On Wednesday, January 24, 2018, the Arizona House Judiciary and Public Safety Committee by a vote of 6-3 passed House Bill 2119. The Bill separates the Arizona Bar’s regulatory functions from its trade association functions.
Those voting in favor: Representatives Boyer, Finchem, Stringer, Syms, Kern and Farnsworth.
Those voting against: Representatives Engel, Gonzales and Hernandez
HB 2119 next goes before the House Rules Committee before eventually a vote on the floor of the Arizona House.
85 years ago the Arizona Legislature constitutionally created the State Bar of Arizona. For over 50 years, the legislature shared Bar oversight with the state supreme court.
The Bar was supposedly conceived to serve the interests of the public and its members. In fact, the driving force behind its creation was lawyers wanting statutory protection to keep non–lawyers from providing legal services.
The Bar has always struggled with its dual mission — regulator protecting the public — and trade association serving its members. It’s a classic conflict of interest. And the Bar can’t reconcile it. When the Bar feels pressure from its own members or the legislature, it makes feints at reform. But in the end, it always chooses to stay the same.
In 2014, the court created a 16 member task force to look at bar mission and governance. But 10 of the 16 members were past bar presidents; former board members; a bar executive; even a bar lobbyist. They decided the status quo was OK.
Last year, the Goldwater Institute filed a court rule petition to separate the Bar’s regulatory and trade association functions.
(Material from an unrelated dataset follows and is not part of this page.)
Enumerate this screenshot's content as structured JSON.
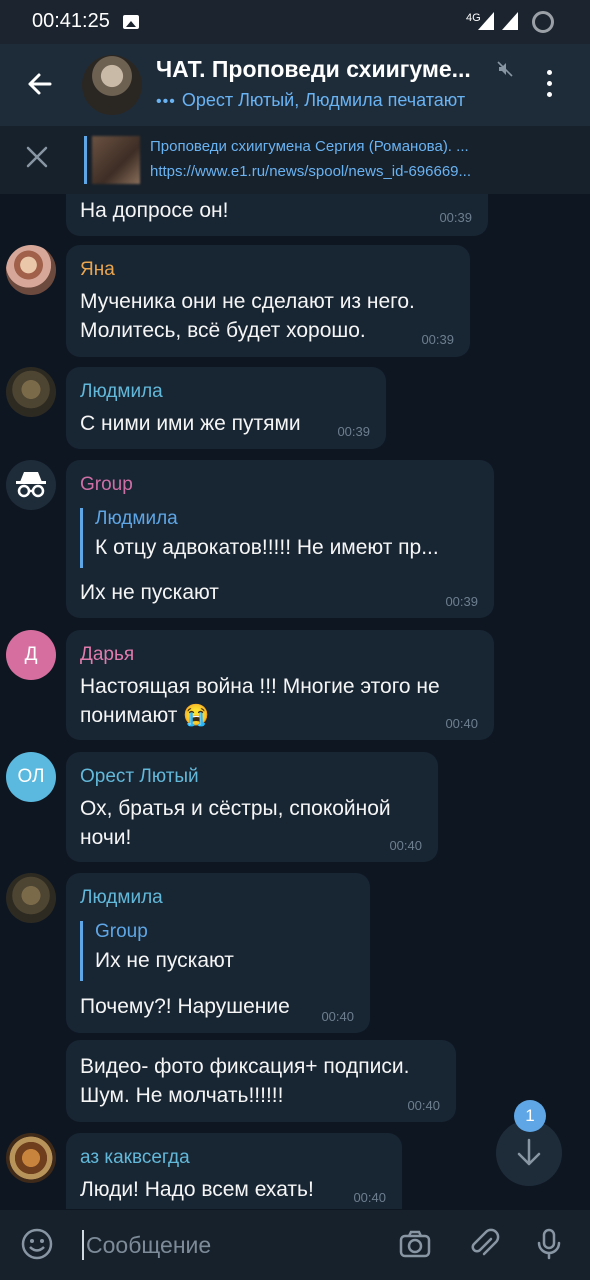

It was rejected without comment.
Also last year, responding to legislative pressure, the Bar wrote its own — open meeting and public records rules. There was no public input. No surprise — these fell far short of Arizona Public Records Laws — in transparency and right of appeal.
This month, a membership requirements survey was sent to 24,000 lawyers. It contained a bizarre proposal to allow lawyers to opt out of Bar membership. But to save a dubiously estimated $70 to $100 dollars, the proposal required lawyers to personally swear in writing to “a firm, fixed, and sincere ethical, religious or moral objection” to bar membership. The proposal canceled bar numbers. It issued new bar cards. It charged higher fees for continuing education. It even required those opting out to tell their clients they were NMAs – non-member attorneys. All this because lawyers chose not to belong to what should be a voluntary trade association. With so many poison pills creating a lawyer second class — it was obvious the real intent was not to assess how many lawyers might opt-out — but to intimidate lawyers from doing so.
One thing is clear from these missteps: the State Bar is incapable of self-examination, let alone fixing itself. But other states have faced up to this problem. In 2013 the Nebraska Supreme Court separated the Bar’s regulatory functions from its trade association role. Last year, California’s legislature separated the bar’s functions to focus exclusively on public protection. The bill passed all committees and both houses unanimously.
Protecting consumers from unethical lawyers isn’t a Republican — or a Democratic issue. It is a public protection issue — that all could agree on. Unfortunately, tribalism continues to trounce good public policy. The 6-3 vote for HB 2119 went strictly along partisan lines.
In our state, the Bar keeps fighting similar reforms like Nebraska’s and California’s. The State Bar of Arizona will not fix itself. So after 85 years, it’s up to the body that created it — to fix it.